Listed records:
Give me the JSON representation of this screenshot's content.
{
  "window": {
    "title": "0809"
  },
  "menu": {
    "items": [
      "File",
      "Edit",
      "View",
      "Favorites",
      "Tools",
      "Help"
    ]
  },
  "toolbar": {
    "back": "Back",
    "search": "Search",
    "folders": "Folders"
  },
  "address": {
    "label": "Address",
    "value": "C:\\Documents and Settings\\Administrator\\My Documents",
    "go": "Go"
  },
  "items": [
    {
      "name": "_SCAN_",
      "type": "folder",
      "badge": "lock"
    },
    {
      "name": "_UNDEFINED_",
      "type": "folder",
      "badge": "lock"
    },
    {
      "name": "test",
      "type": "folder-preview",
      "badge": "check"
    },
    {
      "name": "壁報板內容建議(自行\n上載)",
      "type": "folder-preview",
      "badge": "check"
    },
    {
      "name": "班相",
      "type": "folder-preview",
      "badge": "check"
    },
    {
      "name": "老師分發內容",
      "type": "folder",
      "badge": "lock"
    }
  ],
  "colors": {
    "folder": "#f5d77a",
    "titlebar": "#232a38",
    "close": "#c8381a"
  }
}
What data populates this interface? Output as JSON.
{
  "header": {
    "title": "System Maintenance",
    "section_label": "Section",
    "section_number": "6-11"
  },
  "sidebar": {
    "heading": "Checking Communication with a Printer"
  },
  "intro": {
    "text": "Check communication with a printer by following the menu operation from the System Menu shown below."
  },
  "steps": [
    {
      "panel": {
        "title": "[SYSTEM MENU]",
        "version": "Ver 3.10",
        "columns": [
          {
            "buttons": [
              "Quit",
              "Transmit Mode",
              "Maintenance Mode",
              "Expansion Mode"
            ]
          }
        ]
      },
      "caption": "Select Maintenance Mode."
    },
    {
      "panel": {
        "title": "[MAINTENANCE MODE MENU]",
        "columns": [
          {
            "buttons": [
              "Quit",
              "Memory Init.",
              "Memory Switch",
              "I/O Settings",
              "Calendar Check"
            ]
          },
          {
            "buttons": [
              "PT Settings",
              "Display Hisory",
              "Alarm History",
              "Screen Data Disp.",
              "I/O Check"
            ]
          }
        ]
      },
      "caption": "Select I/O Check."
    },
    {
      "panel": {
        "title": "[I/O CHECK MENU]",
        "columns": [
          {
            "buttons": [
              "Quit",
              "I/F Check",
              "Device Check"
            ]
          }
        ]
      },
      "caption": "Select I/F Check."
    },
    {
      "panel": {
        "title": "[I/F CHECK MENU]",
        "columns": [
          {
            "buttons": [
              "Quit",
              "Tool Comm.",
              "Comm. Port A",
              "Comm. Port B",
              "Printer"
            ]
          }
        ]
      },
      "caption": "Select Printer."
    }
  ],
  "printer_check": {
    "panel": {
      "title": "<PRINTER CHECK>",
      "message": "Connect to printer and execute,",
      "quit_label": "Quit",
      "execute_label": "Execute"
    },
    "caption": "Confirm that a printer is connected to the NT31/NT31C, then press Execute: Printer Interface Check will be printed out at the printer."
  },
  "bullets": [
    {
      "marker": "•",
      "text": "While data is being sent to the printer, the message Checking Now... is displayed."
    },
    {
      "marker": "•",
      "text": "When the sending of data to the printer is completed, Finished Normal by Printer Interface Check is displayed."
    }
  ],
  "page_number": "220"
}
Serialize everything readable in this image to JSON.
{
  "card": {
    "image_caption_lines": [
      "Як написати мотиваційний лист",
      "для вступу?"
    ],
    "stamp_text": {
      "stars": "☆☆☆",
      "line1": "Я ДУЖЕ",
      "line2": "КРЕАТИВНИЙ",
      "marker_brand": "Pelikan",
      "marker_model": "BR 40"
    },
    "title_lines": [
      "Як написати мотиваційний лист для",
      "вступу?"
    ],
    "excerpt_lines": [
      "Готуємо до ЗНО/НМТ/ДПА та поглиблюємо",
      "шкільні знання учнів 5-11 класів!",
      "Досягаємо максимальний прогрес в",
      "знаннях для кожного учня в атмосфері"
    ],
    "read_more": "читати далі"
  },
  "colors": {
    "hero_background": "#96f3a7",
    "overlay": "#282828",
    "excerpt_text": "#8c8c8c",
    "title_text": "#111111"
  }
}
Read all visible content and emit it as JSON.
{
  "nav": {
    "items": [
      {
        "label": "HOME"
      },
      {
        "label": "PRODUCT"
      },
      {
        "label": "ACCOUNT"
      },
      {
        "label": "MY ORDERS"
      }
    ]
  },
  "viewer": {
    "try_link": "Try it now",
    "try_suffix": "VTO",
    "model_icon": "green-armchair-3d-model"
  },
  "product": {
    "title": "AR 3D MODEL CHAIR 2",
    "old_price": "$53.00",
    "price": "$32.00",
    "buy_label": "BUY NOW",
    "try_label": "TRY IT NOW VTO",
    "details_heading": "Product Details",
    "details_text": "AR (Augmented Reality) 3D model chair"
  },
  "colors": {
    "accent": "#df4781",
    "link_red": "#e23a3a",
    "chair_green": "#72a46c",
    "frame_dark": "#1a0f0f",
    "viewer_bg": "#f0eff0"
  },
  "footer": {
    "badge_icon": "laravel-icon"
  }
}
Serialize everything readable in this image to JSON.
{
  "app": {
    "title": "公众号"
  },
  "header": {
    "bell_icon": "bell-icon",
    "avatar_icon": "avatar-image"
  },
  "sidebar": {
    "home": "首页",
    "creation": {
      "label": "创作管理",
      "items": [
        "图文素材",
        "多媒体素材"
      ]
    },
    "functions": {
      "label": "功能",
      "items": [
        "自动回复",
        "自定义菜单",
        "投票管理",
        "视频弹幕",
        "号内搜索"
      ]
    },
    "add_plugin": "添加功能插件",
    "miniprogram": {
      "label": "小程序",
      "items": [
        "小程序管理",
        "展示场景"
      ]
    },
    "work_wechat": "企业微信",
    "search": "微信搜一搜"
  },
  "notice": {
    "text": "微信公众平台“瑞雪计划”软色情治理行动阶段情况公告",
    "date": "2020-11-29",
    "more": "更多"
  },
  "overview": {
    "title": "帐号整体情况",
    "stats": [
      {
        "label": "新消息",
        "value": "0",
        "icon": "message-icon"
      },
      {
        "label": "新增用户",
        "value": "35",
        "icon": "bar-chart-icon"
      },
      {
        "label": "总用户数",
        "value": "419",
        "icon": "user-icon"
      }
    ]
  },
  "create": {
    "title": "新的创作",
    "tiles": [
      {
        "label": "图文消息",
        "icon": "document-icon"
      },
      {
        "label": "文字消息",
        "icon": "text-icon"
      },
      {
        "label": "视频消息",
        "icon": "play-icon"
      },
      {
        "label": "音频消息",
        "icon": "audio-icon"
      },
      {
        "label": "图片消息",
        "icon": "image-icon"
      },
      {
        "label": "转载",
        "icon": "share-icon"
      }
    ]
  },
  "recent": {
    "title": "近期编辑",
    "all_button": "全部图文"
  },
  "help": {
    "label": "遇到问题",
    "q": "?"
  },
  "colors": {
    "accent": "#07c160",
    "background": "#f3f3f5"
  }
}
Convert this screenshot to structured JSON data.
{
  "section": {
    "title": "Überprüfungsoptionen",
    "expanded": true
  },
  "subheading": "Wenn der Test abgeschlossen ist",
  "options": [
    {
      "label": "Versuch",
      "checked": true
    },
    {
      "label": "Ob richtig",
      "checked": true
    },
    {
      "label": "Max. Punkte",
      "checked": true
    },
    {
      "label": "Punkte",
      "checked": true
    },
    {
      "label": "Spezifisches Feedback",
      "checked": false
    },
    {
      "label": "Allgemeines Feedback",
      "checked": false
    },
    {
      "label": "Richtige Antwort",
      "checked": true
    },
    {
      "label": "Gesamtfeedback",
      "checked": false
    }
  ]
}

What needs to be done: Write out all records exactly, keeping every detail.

Output for this task:
Give me the JSON representation of this screenshot's content.
{
  "window": {
    "title": "0809"
  },
  "menu": {
    "items": [
      "File",
      "Edit",
      "View",
      "Favorites",
      "Tools",
      "Help"
    ]
  },
  "toolbar": {
    "back": "Back",
    "search": "Search",
    "folders": "Folders"
  },
  "address": {
    "label": "Address",
    "value": "C:\\Documents and Settings\\Administrator\\My Documents",
    "go": "Go"
  },
  "items": [
    {
      "name": "_SCAN_",
      "type": "folder",
      "badge": "lock"
    },
    {
      "name": "_UNDEFINED_",
      "type": "folder",
      "badge": "lock"
    },
    {
      "name": "test",
      "type": "folder-preview",
      "badge": "check"
    },
    {
      "name": "壁報板內容建議(自行\n上載)",
      "type": "folder-preview",
      "badge": "check"
    },
    {
      "name": "班相",
      "type": "folder-preview",
      "badge": "check"
    },
    {
      "name": "老師分發內容",
      "type": "folder",
      "badge": "lock"
    }
  ],
  "colors": {
    "folder": "#f5d77a",
    "titlebar": "#232a38",
    "close": "#c8381a"
  }
}
What data populates this interface? Output as JSON.
{
  "header": {
    "title": "System Maintenance",
    "section_label": "Section",
    "section_number": "6-11"
  },
  "sidebar": {
    "heading": "Checking Communication with a Printer"
  },
  "intro": {
    "text": "Check communication with a printer by following the menu operation from the System Menu shown below."
  },
  "steps": [
    {
      "panel": {
        "title": "[SYSTEM MENU]",
        "version": "Ver 3.10",
        "columns": [
          {
            "buttons": [
              "Quit",
              "Transmit Mode",
              "Maintenance Mode",
              "Expansion Mode"
            ]
          }
        ]
      },
      "caption": "Select Maintenance Mode."
    },
    {
      "panel": {
        "title": "[MAINTENANCE MODE MENU]",
        "columns": [
          {
            "buttons": [
              "Quit",
              "Memory Init.",
              "Memory Switch",
              "I/O Settings",
              "Calendar Check"
            ]
          },
          {
            "buttons": [
              "PT Settings",
              "Display Hisory",
              "Alarm History",
              "Screen Data Disp.",
              "I/O Check"
            ]
          }
        ]
      },
      "caption": "Select I/O Check."
    },
    {
      "panel": {
        "title": "[I/O CHECK MENU]",
        "columns": [
          {
            "buttons": [
              "Quit",
              "I/F Check",
              "Device Check"
            ]
          }
        ]
      },
      "caption": "Select I/F Check."
    },
    {
      "panel": {
        "title": "[I/F CHECK MENU]",
        "columns": [
          {
            "buttons": [
              "Quit",
              "Tool Comm.",
              "Comm. Port A",
              "Comm. Port B",
              "Printer"
            ]
          }
        ]
      },
      "caption": "Select Printer."
    }
  ],
  "printer_check": {
    "panel": {
      "title": "<PRINTER CHECK>",
      "message": "Connect to printer and execute,",
      "quit_label": "Quit",
      "execute_label": "Execute"
    },
    "caption": "Confirm that a printer is connected to the NT31/NT31C, then press Execute: Printer Interface Check will be printed out at the printer."
  },
  "bullets": [
    {
      "marker": "•",
      "text": "While data is being sent to the printer, the message Checking Now... is displayed."
    },
    {
      "marker": "•",
      "text": "When the sending of data to the printer is completed, Finished Normal by Printer Interface Check is displayed."
    }
  ],
  "page_number": "220"
}
Serialize everything readable in this image to JSON.
{
  "card": {
    "image_caption_lines": [
      "Як написати мотиваційний лист",
      "для вступу?"
    ],
    "stamp_text": {
      "stars": "☆☆☆",
      "line1": "Я ДУЖЕ",
      "line2": "КРЕАТИВНИЙ",
      "marker_brand": "Pelikan",
      "marker_model": "BR 40"
    },
    "title_lines": [
      "Як написати мотиваційний лист для",
      "вступу?"
    ],
    "excerpt_lines": [
      "Готуємо до ЗНО/НМТ/ДПА та поглиблюємо",
      "шкільні знання учнів 5-11 класів!",
      "Досягаємо максимальний прогрес в",
      "знаннях для кожного учня в атмосфері"
    ],
    "read_more": "читати далі"
  },
  "colors": {
    "hero_background": "#96f3a7",
    "overlay": "#282828",
    "excerpt_text": "#8c8c8c",
    "title_text": "#111111"
  }
}
Read all visible content and emit it as JSON.
{
  "nav": {
    "items": [
      {
        "label": "HOME"
      },
      {
        "label": "PRODUCT"
      },
      {
        "label": "ACCOUNT"
      },
      {
        "label": "MY ORDERS"
      }
    ]
  },
  "viewer": {
    "try_link": "Try it now",
    "try_suffix": "VTO",
    "model_icon": "green-armchair-3d-model"
  },
  "product": {
    "title": "AR 3D MODEL CHAIR 2",
    "old_price": "$53.00",
    "price": "$32.00",
    "buy_label": "BUY NOW",
    "try_label": "TRY IT NOW VTO",
    "details_heading": "Product Details",
    "details_text": "AR (Augmented Reality) 3D model chair"
  },
  "colors": {
    "accent": "#df4781",
    "link_red": "#e23a3a",
    "chair_green": "#72a46c",
    "frame_dark": "#1a0f0f",
    "viewer_bg": "#f0eff0"
  },
  "footer": {
    "badge_icon": "laravel-icon"
  }
}
Serialize everything readable in this image to JSON.
{
  "app": {
    "title": "公众号"
  },
  "header": {
    "bell_icon": "bell-icon",
    "avatar_icon": "avatar-image"
  },
  "sidebar": {
    "home": "首页",
    "creation": {
      "label": "创作管理",
      "items": [
        "图文素材",
        "多媒体素材"
      ]
    },
    "functions": {
      "label": "功能",
      "items": [
        "自动回复",
        "自定义菜单",
        "投票管理",
        "视频弹幕",
        "号内搜索"
      ]
    },
    "add_plugin": "添加功能插件",
    "miniprogram": {
      "label": "小程序",
      "items": [
        "小程序管理",
        "展示场景"
      ]
    },
    "work_wechat": "企业微信",
    "search": "微信搜一搜"
  },
  "notice": {
    "text": "微信公众平台“瑞雪计划”软色情治理行动阶段情况公告",
    "date": "2020-11-29",
    "more": "更多"
  },
  "overview": {
    "title": "帐号整体情况",
    "stats": [
      {
        "label": "新消息",
        "value": "0",
        "icon": "message-icon"
      },
      {
        "label": "新增用户",
        "value": "35",
        "icon": "bar-chart-icon"
      },
      {
        "label": "总用户数",
        "value": "419",
        "icon": "user-icon"
      }
    ]
  },
  "create": {
    "title": "新的创作",
    "tiles": [
      {
        "label": "图文消息",
        "icon": "document-icon"
      },
      {
        "label": "文字消息",
        "icon": "text-icon"
      },
      {
        "label": "视频消息",
        "icon": "play-icon"
      },
      {
        "label": "音频消息",
        "icon": "audio-icon"
      },
      {
        "label": "图片消息",
        "icon": "image-icon"
      },
      {
        "label": "转载",
        "icon": "share-icon"
      }
    ]
  },
  "recent": {
    "title": "近期编辑",
    "all_button": "全部图文"
  },
  "help": {
    "label": "遇到问题",
    "q": "?"
  },
  "colors": {
    "accent": "#07c160",
    "background": "#f3f3f5"
  }
}
Convert this screenshot to structured JSON data.
{
  "section": {
    "title": "Überprüfungsoptionen",
    "expanded": true
  },
  "subheading": "Wenn der Test abgeschlossen ist",
  "options": [
    {
      "label": "Versuch",
      "checked": true
    },
    {
      "label": "Ob richtig",
      "checked": true
    },
    {
      "label": "Max. Punkte",
      "checked": true
    },
    {
      "label": "Punkte",
      "checked": true
    },
    {
      "label": "Spezifisches Feedback",
      "checked": false
    },
    {
      "label": "Allgemeines Feedback",
      "checked": false
    },
    {
      "label": "Richtige Antwort",
      "checked": true
    },
    {
      "label": "Gesamtfeedback",
      "checked": false
    }
  ]
}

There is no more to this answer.